App and web page records:
────────────────────────────────────────
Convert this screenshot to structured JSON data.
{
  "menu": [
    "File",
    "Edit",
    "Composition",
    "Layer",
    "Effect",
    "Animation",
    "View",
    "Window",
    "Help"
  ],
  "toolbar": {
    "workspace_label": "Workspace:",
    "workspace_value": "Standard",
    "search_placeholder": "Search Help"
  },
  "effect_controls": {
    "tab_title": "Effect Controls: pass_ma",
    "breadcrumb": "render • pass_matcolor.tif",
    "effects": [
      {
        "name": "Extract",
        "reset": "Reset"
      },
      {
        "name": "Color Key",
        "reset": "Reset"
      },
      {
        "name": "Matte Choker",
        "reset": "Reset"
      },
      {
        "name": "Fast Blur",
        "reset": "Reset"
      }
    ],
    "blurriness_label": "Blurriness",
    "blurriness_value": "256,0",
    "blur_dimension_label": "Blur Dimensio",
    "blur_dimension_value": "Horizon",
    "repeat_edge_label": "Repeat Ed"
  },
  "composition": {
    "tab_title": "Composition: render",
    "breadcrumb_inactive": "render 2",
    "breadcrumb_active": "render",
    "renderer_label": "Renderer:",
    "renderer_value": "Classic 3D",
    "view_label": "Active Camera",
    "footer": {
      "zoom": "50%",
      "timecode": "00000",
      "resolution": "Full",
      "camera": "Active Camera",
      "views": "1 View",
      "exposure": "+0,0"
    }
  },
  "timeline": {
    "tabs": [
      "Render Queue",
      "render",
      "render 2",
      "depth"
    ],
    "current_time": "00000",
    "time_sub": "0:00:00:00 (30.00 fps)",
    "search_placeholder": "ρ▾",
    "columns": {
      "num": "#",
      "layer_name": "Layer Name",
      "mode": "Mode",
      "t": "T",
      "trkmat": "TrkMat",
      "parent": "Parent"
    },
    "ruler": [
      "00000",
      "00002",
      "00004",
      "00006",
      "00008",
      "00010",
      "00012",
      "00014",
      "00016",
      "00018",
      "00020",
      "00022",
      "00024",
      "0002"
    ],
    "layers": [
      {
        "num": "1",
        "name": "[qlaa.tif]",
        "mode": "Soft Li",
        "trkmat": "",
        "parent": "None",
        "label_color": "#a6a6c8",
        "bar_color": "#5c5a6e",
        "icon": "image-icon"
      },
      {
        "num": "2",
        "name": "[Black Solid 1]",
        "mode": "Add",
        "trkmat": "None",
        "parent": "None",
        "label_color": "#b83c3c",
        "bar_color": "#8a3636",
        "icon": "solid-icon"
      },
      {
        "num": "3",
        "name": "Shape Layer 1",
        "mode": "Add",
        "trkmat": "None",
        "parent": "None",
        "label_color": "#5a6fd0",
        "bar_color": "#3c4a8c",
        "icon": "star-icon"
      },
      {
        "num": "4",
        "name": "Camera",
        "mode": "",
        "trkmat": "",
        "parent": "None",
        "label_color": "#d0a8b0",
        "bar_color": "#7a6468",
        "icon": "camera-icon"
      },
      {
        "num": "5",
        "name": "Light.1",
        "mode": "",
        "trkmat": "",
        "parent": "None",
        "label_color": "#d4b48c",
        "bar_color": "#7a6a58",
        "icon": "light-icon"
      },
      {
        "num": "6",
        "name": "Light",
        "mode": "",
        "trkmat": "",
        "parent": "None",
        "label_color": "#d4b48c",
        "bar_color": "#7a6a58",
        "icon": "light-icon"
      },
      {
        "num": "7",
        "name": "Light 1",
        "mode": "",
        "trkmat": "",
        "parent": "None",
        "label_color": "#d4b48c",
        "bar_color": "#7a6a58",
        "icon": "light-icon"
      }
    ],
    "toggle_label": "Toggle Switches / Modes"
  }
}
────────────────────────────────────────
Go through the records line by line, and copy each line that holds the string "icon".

        "icon": "image-icon"
        "icon": "solid-icon"
        "icon": "star-icon"
        "icon": "camera-icon"
        "icon": "light-icon"
        "icon": "light-icon"
        "icon": "light-icon"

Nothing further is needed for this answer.